How To Have A Cat In College

Smart Cat Writing With Books On WhiteSo, you’re in college, and you desperately miss your cat from home. If you’re used to having pets, going from a fur-filled household to a college campus can be a huge change. It’s important to get that animal interaction that you’re so used to, and there are a variety of ways to make it happen. If you are in desperate need of feline affection, we’ve got some great ways to have a cat in college right here.

1. Volunteer at the local animal shelter: If your campus is in or near a city, there will likely be more than one animal shelter to look into for volunteering. Volunteering not only benefits you by giving you some animal-time, but also helps the shelter with their daily activities. If you volunteer to help with the cats, you’ll likely have to help with feeding, brushing, and cleaning, but you’ll also get to socialize with the kitties.

If your campus is in a more rural setting, you can probably find an animal shelter or a group cat home that you can help out at. This is a great way to get your cat time in while doing a good service for the community. Some colleges or college groups require community service hours in order for you to graduate, and volunteering at the local animal shelter might just be the perfect way to quell your pet-sickness.

2. See if your campus has shelter days: Lately, it has been a trend for colleges to invite shelter animals or service animals onto campus. This is in an effort to help relieve stress off of the students, and often takes place around finals time. You can check with your local organizations or your RA if you live in a dorm to see about any shelter days at your school. If this isn’t happening at your school, student leadership may be able to set it up, so talk to a member of your student leadership board and see if they like the idea.

3. Find a friend: It would behoove you to find a friend with pets that you can spend some time with. If your friend has a cat or cats, let them know that you’d love to help cat-sit if they ever need someone. Go over to your friend’s house and enjoy time with their cats. It may not be the same as having one of your own, but if you’re missing your cats from home, simply getting some feline interaction might make you feel better.
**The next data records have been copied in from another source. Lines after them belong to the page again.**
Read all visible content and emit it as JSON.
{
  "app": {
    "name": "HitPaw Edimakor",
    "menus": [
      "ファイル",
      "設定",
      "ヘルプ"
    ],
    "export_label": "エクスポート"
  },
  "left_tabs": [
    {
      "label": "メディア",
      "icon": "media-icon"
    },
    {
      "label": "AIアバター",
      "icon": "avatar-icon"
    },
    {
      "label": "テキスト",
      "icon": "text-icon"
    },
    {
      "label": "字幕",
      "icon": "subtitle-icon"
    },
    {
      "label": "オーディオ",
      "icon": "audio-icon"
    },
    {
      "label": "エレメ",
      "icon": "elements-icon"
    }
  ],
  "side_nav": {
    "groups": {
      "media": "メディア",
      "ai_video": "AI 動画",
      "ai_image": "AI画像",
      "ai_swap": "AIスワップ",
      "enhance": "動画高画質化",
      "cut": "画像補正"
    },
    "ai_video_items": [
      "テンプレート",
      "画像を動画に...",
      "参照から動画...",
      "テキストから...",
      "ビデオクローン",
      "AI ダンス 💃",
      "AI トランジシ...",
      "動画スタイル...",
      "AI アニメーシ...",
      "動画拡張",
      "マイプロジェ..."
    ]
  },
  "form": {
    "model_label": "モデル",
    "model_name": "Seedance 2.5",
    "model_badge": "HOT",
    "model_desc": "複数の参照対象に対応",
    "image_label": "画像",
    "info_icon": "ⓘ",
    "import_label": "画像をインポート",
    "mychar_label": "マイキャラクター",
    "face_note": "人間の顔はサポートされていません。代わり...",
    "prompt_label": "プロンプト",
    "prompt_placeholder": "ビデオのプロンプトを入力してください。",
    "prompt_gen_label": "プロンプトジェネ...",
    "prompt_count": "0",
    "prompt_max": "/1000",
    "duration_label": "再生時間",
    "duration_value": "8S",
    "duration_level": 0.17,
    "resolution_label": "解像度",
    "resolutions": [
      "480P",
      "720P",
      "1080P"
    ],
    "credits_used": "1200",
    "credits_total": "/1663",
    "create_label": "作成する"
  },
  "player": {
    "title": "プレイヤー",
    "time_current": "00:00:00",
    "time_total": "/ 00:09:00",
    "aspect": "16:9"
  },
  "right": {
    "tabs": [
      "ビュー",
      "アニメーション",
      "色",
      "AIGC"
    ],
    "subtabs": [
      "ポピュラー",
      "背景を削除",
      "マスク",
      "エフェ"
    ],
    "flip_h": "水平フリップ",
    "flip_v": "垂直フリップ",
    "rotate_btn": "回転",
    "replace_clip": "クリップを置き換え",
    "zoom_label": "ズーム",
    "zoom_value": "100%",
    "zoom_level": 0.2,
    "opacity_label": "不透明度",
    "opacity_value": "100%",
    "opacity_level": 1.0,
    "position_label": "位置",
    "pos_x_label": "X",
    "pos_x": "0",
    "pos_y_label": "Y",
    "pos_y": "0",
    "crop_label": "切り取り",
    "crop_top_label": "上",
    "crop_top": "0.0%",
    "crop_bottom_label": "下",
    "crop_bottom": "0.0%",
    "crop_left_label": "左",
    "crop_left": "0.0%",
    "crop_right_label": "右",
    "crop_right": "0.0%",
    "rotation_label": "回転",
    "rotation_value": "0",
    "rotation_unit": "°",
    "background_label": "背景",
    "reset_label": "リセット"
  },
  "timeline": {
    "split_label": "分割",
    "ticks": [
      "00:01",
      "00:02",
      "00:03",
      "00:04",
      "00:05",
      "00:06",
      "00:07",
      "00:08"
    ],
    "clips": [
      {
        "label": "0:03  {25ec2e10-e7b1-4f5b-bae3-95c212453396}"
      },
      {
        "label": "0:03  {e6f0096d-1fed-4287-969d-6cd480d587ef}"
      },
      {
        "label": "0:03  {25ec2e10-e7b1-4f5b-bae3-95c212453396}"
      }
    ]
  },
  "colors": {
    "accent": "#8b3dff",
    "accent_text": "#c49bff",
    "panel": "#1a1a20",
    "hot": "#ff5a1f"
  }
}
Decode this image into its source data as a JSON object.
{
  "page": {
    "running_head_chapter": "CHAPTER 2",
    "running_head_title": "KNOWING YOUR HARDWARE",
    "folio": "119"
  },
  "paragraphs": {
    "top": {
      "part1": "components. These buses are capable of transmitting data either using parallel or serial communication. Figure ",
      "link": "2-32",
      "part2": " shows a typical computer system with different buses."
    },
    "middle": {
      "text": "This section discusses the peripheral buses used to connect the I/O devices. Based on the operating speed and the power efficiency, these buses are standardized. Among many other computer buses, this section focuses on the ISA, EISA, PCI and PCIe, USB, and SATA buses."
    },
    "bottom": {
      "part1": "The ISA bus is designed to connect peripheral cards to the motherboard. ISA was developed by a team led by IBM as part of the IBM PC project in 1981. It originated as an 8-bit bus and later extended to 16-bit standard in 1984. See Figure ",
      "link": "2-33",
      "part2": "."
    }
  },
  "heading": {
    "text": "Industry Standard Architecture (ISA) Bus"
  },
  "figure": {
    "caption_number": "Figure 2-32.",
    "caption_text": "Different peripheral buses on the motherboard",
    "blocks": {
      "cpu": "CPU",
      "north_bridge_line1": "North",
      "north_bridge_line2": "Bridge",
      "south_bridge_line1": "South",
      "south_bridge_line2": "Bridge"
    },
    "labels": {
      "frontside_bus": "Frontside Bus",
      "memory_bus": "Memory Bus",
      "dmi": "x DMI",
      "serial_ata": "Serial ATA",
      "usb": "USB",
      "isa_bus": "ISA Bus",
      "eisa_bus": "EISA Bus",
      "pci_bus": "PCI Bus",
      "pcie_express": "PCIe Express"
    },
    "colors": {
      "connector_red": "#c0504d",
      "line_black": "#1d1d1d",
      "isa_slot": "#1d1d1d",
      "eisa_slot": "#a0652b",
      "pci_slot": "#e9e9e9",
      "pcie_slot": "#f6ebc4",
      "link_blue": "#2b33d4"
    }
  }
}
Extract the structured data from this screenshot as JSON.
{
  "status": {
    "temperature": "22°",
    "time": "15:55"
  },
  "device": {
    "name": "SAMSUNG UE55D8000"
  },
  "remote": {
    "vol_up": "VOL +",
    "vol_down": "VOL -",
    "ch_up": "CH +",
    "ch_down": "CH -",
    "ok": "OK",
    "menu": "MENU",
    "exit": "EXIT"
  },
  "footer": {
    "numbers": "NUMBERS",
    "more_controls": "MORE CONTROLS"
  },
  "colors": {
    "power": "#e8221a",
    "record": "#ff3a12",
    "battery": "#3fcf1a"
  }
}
4. Adopt a cat: If you’re in a living situation that would allow a cat, you may want to make the decision to adopt your own cat. If you live in a loud building with lots of roommates and people coming and going, you may want to hold off on adopting a cat. However, if you have a calm home-life or live alone, this might be the perfect time to bring a cat into your life.

Cute little cat with books on light backgroundIf you’re adopting one and live with roommates, make sure that it is okay with everyone and spend some time establishing ground rules. Make it clear who gets to keep the cat when you all split up eventually so that it won’t turn into an argument later down the road. Establish responsibilities, like who pays for the food and who helps out with the kitty litter. Having a cat around can reduce stress for an entire household, and college is a very stressful time for many people.

No matter how badly you want a cat, never bring an animal into your dorm room or apartment if it isn’t allowed by the building manager or landlord. If you do this, you are putting the animal and yourself at risk of eviction, suspension, and your cat could end up at the pound. Most campuses take this very seriously, and most dorms don’t allow pets of any kind. Patience is key here, and you want to give any pet that you have the best quality of life possible. Having to hide a pet is stressful and won’t end well.

If you’re not sure that you want to adopt a cat, you may also want to try out being a foster home. This way, you’ll get the excitement of a pet without the lifelong commitment. Many shelters even provide the food and litter for you to take care of the animal, so you wouldn’t be spending much money. Fostering can be an emotional rollercoaster, and you’ll want to make sure that you’re prepared to handle it while being in college.

College is a crazy time full of growth and experiences, so make sure that your cat-quest isn’t holding you back from all that college has to offer. If you intend to study abroad, adopting a cat isn’t the best idea right now. If you do decide to adopt a cat, you might want to establish a backup home just in case things don’t happen how you expected them to; for example, if you have to move and your new home doesn’t allow cats or if you can’t bring your cat with you when you transfer. Your parents or a good friend may offer to take care of the cat in circumstances that you can’t.

Adopting a cat is a huge responsibility and shouldn’t be taken lightly. However, many college students have adopted cats and had a great experience the whole way through. Just remember to be responsible with your situation and make the best decisions for you and the cat. Try out volunteering first and if that doesn’t cut it, you can think about adopting.